I suppose there’s a continuum of creative demand here, from just-you-and-a-pen-in-your-garret to collaborative storytelling to narratvisit roleplaying to come-on-dice-daddy-needs-a-critical-hit roleplaying. I’m currently involved in a superhero RPG (with Jim, among others) that has a strongly narrativist bent, constantly exploring the whole power-and-responsibility premise. And, on a given Wednesday night, the extent to which I’m up for playing at that level varies. Sometimes I’m right in there explorin’ the theme, but other times I’m very happy to fall back on the soft backdrop of “just playin’ my character.” “Here’s what you see: what do you?” is much, much easier to respond to than “Why don’t you frame the next scene” or “What themes do you want to address with your character?”
2. Over at the Forge glossary, there’s a term called “El Dorado,” which refers to ”… the unrealizable ideal of consistently addressing Premise through explicitly Simulationist play.” Sifting out the Forgespeak, what it means is basically “Your game narrative isn’t going to magically become thematically significant if all you’re doing is focusing on the details of character, setting, and genre, instead of the story itself.” Hopefully it’s evident from what I’ve written that I disagree.

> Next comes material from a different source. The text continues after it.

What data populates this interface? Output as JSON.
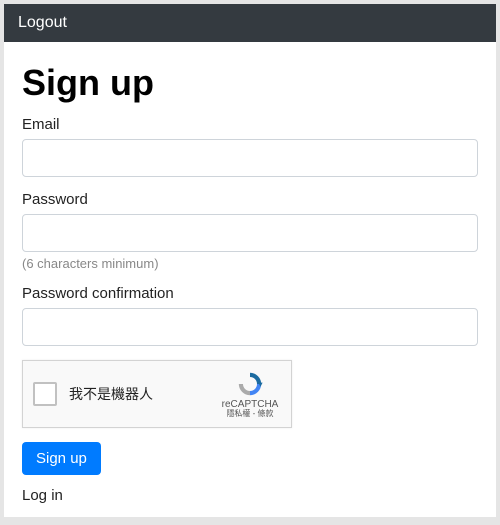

If roleplayers keep their focus on the nitty gritty and let the story come what may, they’ll be doing what writers have been doing for time out of mind.
UPDATE: Not surprisingly, this has become one of those entries where the material in the comments turns out to be more interesting than the actual essay. Don’t miss it.